Wake-Up Call

First published in Contemporary Haibun Online 16:3, December 2020. Also included in my “Seaweed in the Sand” trifold of March 2022. Originally written in June and August of 2020.

                persistent rain—

                as I leave for the clinic

                my daughter asks

                have you studied for

                your COVID-19 test?

I had my test today, required in advance of an unrelated procedure at the hospital in two days. At the clinic entrance I answered screening questions (any symptoms in the last 24 hours, we know the drill), had my temperature taken, washed my hands with sanitizer, and would have been offered a mask if I hadn’t already been wearing one. I checked in for my appointment and was met by two nurses wearing full protective gear, including gloves, special masks, and head and face shields. Their cheerful smiles and upbeat greeting calmed me. One of them asked me to face a wall, lower my mask, and blow my nose thoroughly, then discard the tissue in a receptacle provided (with a foot-operated opener). The same nurse told me to turn around to face her and tilt my head back slightly, with my mask now positioned to cover just my mouth. She extended a swab into my left nostril, rubbing it around several times, and then inserted the same swab into my right nostril for another few circular rubs. It wasn’t as deep as I had feared. Then she placed the swab into a vial held out by the second nurse, and told me that the results, within 24 hours, would appear on MyChart online. When scheduling the appointment in the first place, I was told they would phone me if the results were positive. I thanked the nurses for their work as I left.

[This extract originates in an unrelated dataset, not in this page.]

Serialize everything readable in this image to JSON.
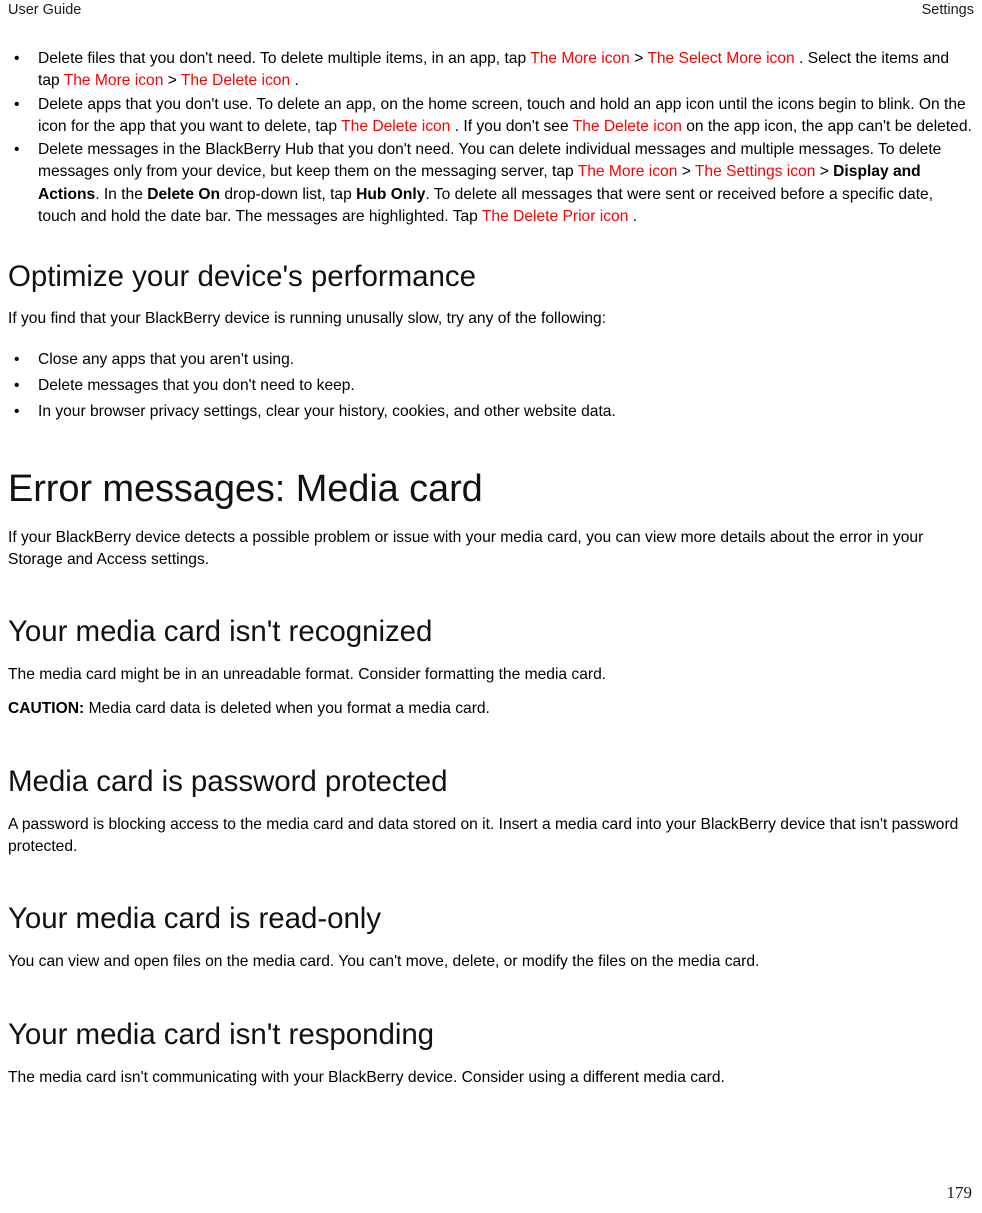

                in the quiet parking lot

                after my virus test . . .

                I sit for five minutes

                as rain continues to fall

                before driving home

The next morning, my phone rang. Caller ID said it was the hospital. I gasped. For a few seconds I thought they were calling to tell me my coronavirus test was positive, because they wouldn’t call unless it was positive. I pondered this new and stark reality, and then I picked up the phone. They were just reminding me of my other medical test the next day.